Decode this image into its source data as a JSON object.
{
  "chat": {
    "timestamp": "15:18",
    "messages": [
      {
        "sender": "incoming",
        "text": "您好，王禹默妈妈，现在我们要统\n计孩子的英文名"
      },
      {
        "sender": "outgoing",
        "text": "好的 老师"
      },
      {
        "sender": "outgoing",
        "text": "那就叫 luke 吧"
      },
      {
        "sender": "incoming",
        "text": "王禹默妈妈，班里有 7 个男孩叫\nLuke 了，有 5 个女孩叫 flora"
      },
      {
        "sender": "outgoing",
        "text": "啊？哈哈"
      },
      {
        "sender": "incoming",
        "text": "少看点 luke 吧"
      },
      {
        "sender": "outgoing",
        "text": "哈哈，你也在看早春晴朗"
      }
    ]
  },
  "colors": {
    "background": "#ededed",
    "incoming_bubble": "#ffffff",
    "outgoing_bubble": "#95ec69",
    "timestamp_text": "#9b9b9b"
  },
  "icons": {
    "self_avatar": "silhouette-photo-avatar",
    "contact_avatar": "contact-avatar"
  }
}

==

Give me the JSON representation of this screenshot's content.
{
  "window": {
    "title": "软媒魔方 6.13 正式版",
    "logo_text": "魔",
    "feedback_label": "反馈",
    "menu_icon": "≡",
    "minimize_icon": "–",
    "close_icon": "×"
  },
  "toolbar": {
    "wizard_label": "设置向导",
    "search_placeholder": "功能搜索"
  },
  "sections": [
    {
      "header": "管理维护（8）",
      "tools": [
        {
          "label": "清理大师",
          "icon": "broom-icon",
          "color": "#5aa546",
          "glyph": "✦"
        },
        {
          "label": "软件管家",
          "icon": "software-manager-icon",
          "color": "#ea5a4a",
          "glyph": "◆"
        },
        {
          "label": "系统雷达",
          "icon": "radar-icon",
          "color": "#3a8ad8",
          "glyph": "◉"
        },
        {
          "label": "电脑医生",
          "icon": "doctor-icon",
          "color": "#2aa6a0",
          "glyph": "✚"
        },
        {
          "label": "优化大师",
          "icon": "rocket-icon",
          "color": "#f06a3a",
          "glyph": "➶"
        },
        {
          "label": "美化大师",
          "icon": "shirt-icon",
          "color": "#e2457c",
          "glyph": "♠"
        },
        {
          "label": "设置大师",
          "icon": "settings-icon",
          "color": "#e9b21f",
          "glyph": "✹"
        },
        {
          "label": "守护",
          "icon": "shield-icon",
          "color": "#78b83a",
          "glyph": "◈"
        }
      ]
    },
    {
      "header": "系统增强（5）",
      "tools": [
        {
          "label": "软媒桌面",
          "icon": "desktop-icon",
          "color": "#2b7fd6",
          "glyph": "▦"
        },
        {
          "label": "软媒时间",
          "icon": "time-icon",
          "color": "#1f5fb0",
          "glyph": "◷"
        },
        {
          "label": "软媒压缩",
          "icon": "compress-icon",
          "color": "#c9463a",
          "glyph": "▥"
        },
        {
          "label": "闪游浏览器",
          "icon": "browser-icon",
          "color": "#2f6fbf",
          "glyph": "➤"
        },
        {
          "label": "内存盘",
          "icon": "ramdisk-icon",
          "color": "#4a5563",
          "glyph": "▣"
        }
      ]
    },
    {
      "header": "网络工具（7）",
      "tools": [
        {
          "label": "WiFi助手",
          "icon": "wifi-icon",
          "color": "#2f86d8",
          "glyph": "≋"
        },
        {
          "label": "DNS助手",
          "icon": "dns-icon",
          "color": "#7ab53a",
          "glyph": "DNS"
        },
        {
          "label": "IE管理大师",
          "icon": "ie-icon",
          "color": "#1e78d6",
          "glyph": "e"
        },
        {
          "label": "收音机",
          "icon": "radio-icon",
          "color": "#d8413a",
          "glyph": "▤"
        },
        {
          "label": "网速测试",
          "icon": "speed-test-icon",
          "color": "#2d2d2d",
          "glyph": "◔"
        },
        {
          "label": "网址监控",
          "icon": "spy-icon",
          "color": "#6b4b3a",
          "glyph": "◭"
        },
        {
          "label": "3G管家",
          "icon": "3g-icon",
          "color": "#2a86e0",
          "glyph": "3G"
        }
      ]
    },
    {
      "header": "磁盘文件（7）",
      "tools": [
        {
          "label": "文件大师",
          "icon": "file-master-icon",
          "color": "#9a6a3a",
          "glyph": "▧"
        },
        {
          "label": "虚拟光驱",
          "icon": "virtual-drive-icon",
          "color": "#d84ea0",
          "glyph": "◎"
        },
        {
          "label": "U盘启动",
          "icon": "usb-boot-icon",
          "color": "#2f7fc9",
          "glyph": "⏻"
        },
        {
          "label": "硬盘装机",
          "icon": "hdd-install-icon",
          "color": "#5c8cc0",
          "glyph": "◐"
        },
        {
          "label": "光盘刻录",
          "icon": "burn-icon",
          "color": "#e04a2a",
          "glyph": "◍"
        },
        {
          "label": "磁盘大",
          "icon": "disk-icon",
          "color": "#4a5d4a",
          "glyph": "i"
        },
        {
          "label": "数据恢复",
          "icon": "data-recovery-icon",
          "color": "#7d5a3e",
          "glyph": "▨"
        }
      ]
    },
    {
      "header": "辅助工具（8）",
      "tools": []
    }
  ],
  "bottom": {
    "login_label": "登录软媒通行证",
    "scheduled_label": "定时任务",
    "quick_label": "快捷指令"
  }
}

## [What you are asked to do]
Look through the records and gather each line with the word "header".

## [Answer area]
      "header": "管理维护（8）",
      "header": "系统增强（5）",
      "header": "网络工具（7）",
      "header": "磁盘文件（7）",
      "header": "辅助工具（8）",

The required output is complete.